- Tools and technologies – How to get the most out of existing tools, standards and protocols (and ideas on how to make them better)
- Technical issues - Big issues in library technology that should be addressed or better understood
- Relevant non-technical issues – Concerns of interest to the Code4Lib community which are not strictly technical in nature, e.g. collaboration, diversity, organizational challenges, etc.
To Propose a Talk
- Log in to the wiki in order to submit a proposal. If you are not already registered, follow the instructions to do so.
- Provide a title and brief (500 words or fewer) description of your proposed talk.
- If you so choose, you may also indicate when, if ever, you have presented at a prior Code4Lib conference. This information is completely optional, but it may assist us in opening the conference to new presenters.
As in past years, the Code4Lib community will vote on proposals that they would like to see included in the program. This year, however, only the top 10 proposals will be guaranteed a slot at the conference. Additional presentations will be selected by the Program Committee in an effort to ensure diversity in program content. Community votes will, of course, still weigh heavily in these decisions.
Presenters whose proposals are selected for inclusion in the program will be guaranteed an opportunity to register for the conference. The standard conference registration fee will still apply.
Proposals can be submitted through Friday, November 8, 2013, at 5pm PST. Voting will commence on November 18, 2013 and continue through December 6, 2013. The final line-up of presentations will be announced in early January, 2014.

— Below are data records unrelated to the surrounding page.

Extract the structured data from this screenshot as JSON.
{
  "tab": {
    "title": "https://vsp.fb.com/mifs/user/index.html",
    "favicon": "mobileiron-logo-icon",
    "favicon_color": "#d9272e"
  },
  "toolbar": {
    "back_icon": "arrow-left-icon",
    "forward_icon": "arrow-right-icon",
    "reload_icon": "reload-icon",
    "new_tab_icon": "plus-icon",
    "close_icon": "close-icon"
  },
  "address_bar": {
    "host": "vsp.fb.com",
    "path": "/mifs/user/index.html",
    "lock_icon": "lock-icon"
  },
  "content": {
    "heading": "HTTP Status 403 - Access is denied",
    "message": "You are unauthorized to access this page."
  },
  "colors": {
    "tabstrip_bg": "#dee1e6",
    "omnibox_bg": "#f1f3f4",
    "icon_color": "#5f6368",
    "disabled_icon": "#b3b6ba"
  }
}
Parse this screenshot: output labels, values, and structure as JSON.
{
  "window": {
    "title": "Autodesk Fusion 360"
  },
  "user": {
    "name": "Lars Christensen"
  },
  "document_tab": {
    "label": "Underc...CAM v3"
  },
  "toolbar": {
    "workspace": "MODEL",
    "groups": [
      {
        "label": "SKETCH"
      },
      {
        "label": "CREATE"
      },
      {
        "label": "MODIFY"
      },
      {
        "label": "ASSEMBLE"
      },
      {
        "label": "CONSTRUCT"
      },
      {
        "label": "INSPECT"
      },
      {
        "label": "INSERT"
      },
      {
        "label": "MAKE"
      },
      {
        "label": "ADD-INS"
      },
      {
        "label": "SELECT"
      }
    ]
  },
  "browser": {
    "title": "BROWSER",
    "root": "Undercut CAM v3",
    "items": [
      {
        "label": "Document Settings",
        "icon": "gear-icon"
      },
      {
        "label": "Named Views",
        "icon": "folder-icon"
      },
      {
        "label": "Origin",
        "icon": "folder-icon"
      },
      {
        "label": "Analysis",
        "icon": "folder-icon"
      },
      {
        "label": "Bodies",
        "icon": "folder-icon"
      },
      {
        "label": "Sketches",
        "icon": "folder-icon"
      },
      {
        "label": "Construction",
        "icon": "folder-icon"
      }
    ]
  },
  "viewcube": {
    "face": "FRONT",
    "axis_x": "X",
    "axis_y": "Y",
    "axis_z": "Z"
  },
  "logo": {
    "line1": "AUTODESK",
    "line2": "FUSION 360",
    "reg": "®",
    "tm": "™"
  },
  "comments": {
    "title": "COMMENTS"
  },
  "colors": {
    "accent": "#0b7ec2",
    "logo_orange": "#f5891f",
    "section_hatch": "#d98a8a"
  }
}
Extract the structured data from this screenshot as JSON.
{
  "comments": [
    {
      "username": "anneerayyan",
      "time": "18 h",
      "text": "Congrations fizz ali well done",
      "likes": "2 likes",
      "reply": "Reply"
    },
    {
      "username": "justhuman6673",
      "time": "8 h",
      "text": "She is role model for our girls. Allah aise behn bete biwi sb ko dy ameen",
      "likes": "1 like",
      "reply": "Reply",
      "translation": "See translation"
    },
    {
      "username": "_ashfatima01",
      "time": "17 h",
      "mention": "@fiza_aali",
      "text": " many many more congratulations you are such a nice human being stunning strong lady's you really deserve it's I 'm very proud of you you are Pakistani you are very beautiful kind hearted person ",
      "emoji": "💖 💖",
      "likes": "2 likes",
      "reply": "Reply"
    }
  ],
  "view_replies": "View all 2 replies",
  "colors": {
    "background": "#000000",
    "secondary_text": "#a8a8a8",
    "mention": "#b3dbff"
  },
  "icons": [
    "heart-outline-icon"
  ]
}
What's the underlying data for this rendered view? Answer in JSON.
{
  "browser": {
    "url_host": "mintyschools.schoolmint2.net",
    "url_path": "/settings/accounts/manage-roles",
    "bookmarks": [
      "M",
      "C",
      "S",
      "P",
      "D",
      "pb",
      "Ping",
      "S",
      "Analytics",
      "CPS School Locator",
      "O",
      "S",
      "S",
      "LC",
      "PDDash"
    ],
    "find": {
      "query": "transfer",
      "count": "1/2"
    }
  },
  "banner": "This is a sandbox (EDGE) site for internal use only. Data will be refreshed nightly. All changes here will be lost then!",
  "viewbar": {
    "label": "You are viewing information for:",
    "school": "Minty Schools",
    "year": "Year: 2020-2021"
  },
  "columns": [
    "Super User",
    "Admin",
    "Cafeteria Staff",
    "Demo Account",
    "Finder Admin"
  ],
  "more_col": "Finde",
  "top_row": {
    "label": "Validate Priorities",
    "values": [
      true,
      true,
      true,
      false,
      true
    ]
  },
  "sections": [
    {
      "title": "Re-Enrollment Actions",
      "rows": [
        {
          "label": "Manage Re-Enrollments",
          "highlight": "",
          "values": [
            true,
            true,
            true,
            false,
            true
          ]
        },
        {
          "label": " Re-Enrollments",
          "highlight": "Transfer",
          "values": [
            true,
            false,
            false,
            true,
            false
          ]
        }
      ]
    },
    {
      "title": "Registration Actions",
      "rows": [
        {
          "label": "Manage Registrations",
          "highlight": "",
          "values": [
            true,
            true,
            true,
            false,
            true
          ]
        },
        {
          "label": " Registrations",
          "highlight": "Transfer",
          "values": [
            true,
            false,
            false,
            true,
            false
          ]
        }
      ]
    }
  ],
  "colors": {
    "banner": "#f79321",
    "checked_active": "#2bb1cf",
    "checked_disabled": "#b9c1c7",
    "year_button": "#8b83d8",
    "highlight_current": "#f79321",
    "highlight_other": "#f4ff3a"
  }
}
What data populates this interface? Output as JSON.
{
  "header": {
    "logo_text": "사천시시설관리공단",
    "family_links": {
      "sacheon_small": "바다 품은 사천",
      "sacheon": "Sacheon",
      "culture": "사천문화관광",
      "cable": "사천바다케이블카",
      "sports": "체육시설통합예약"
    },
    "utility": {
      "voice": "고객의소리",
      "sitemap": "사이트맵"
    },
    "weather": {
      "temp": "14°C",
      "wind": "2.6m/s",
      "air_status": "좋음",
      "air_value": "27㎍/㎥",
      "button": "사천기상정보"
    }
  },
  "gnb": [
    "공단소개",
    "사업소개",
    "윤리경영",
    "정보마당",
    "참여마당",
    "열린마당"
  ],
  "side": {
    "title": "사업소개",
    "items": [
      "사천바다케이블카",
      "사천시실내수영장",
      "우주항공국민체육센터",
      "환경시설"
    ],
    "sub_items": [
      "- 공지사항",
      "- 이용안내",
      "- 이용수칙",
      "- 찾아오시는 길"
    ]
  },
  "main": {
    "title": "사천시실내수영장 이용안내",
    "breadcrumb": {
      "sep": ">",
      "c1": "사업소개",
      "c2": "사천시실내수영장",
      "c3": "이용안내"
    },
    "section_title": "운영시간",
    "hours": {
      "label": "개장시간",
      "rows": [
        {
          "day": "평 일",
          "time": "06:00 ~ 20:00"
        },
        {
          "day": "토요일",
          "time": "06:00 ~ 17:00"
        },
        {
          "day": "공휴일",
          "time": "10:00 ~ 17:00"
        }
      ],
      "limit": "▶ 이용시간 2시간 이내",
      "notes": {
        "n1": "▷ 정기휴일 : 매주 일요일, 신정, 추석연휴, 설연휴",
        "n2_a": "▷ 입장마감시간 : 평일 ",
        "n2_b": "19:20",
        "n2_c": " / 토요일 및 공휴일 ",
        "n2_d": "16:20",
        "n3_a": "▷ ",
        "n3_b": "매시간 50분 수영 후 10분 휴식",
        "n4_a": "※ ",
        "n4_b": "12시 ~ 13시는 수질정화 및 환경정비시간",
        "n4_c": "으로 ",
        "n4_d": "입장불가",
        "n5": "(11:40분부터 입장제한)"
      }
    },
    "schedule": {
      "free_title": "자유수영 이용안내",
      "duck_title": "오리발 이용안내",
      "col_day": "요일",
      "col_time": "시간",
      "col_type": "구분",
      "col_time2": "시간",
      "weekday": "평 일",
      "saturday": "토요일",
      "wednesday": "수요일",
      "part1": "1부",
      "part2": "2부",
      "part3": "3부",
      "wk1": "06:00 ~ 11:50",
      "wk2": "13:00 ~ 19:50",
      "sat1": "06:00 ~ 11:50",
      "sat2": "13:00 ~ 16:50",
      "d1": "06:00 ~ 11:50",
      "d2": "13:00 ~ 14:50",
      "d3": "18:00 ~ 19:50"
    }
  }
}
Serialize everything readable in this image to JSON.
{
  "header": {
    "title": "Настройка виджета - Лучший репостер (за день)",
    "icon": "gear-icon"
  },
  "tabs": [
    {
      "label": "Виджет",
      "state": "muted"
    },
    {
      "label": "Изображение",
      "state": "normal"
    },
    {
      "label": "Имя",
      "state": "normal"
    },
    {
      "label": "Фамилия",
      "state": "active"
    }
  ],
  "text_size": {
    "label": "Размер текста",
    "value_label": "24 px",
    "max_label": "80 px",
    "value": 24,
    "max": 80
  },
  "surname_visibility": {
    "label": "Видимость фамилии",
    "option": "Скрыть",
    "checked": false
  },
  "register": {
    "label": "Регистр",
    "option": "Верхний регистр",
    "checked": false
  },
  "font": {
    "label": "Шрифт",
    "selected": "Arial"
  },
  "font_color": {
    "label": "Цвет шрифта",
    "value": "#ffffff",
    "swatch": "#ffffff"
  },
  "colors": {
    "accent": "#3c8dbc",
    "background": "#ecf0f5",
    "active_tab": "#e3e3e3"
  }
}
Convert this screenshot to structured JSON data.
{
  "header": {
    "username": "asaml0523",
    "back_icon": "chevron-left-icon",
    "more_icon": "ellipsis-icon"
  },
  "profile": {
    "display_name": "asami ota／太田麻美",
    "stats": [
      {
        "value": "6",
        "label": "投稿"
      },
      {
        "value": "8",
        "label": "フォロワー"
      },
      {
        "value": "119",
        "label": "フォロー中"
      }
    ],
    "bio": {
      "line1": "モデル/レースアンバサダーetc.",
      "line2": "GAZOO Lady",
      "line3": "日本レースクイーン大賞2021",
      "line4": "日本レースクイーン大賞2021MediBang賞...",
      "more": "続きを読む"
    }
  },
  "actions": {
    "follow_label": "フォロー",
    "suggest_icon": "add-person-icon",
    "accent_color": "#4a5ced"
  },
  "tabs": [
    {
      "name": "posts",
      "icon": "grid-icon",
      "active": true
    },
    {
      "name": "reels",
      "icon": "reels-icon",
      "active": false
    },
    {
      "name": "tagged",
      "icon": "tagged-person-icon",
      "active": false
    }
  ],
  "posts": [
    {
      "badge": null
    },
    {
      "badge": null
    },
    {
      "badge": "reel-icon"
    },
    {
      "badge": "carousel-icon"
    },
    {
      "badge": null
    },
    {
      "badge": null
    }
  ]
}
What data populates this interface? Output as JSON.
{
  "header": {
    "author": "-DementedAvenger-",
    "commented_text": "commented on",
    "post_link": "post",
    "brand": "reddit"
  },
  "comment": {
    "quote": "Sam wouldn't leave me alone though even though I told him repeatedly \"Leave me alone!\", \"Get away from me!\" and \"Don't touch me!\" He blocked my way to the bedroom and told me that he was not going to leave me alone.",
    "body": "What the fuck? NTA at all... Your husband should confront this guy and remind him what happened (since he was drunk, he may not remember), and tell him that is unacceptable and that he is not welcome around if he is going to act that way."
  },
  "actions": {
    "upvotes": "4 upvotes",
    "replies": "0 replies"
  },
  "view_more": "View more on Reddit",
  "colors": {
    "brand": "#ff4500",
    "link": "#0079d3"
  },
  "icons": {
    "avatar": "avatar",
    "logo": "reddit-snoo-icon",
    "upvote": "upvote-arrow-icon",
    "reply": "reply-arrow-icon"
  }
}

Using Drupal to drive alternative presentation systems
- Cary Gordon, The Cherry Hill Company, firstname.lastname@example.org
Recently, we have been building systems that use angular.js, Rails, or other systems for presentation, while leveraging Drupal's sophisticated content management capabilities on the back end.
So far, these have been one-way systems, but as we move to Drupal 8 we are beginning to explore ways to further decouple the presentation and CMS functions.